Website and app data records:
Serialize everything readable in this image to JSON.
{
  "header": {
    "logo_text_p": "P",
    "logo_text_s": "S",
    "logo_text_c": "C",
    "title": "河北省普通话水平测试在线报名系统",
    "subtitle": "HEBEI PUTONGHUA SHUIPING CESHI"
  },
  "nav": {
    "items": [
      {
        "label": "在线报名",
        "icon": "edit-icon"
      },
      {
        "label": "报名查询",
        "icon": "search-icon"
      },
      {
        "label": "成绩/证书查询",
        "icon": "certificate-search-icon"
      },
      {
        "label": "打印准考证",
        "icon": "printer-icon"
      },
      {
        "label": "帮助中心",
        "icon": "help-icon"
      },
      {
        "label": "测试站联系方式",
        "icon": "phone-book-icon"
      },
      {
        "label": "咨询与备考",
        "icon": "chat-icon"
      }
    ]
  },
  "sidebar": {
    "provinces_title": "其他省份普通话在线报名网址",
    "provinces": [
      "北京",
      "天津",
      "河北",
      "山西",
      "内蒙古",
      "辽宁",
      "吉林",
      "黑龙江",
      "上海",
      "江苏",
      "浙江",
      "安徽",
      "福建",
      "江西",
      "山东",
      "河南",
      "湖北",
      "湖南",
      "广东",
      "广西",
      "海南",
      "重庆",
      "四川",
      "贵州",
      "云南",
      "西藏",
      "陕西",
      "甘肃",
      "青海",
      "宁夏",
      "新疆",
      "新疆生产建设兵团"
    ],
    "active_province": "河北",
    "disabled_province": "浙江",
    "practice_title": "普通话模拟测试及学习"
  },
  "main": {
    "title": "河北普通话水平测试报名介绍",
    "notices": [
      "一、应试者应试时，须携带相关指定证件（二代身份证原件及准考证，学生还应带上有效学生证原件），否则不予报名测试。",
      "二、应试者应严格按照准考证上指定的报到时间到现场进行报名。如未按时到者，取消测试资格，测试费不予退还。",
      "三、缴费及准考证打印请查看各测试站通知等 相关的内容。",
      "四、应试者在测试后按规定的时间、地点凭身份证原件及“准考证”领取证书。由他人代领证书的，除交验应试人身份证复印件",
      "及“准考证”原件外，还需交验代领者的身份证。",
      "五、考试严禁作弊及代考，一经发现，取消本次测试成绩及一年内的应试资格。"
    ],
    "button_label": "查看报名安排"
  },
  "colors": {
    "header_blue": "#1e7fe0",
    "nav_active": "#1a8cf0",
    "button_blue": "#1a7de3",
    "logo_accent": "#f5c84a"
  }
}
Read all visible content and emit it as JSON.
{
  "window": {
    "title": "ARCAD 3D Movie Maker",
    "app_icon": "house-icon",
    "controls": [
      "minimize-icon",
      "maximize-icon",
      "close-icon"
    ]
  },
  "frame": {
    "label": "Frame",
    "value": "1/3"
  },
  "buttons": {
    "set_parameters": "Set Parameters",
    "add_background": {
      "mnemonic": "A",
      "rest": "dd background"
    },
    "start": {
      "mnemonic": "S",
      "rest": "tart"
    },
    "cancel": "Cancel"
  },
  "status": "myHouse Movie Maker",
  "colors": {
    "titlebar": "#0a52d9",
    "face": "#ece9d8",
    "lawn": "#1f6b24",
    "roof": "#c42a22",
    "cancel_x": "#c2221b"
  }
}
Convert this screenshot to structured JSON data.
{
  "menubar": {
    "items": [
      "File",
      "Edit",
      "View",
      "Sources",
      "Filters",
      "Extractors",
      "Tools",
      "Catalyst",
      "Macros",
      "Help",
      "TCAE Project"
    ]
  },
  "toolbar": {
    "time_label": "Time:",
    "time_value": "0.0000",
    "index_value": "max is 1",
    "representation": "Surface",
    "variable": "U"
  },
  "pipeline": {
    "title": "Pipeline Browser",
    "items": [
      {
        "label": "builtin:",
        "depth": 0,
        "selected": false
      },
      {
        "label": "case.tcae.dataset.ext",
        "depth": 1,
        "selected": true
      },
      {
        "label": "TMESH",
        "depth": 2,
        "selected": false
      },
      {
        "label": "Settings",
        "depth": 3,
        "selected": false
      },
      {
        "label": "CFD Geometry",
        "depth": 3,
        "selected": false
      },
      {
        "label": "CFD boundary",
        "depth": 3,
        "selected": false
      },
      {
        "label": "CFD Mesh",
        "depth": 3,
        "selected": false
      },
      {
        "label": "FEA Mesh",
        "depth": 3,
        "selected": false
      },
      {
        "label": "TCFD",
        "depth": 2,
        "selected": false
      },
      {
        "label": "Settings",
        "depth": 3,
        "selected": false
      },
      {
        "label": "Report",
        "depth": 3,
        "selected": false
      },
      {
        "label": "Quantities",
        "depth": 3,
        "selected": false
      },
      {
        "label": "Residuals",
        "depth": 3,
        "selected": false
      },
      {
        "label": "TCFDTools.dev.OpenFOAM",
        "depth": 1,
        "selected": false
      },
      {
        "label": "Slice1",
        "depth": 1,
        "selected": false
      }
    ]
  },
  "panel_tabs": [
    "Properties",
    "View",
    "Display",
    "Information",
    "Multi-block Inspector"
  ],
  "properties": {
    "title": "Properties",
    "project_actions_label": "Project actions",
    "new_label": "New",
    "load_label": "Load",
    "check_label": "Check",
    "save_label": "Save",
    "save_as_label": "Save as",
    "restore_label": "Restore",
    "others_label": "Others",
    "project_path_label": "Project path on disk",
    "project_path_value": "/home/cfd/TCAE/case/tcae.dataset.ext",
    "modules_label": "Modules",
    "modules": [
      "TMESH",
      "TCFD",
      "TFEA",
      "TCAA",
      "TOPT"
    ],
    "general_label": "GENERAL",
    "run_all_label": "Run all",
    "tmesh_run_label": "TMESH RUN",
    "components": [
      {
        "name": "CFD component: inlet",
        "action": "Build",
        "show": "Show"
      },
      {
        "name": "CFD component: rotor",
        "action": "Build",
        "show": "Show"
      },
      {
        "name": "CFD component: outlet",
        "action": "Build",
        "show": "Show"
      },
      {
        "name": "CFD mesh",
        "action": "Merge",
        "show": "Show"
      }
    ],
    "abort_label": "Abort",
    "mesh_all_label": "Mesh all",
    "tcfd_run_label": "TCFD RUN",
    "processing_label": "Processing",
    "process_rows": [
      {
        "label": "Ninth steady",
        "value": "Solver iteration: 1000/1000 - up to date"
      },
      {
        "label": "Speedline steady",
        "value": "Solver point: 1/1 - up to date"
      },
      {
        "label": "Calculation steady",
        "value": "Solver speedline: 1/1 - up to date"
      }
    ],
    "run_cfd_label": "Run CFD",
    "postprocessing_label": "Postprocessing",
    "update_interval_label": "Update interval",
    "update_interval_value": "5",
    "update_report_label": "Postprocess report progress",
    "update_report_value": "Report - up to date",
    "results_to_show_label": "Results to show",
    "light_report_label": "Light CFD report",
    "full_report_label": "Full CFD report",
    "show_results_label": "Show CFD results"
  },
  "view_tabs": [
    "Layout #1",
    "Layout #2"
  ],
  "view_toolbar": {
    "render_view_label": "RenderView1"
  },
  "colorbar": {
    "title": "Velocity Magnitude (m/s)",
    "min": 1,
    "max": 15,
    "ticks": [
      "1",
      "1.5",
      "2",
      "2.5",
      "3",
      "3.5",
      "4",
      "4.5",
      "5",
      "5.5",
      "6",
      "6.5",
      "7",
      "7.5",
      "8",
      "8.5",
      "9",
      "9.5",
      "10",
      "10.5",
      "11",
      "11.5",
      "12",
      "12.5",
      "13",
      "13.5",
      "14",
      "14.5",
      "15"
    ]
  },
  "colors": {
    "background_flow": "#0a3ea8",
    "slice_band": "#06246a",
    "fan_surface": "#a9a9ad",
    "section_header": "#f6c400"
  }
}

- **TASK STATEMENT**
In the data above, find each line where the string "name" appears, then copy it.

- **ANSWER SECTION**
        "name": "CFD component: inlet",
        "name": "CFD component: rotor",
        "name": "CFD component: outlet",
        "name": "CFD mesh",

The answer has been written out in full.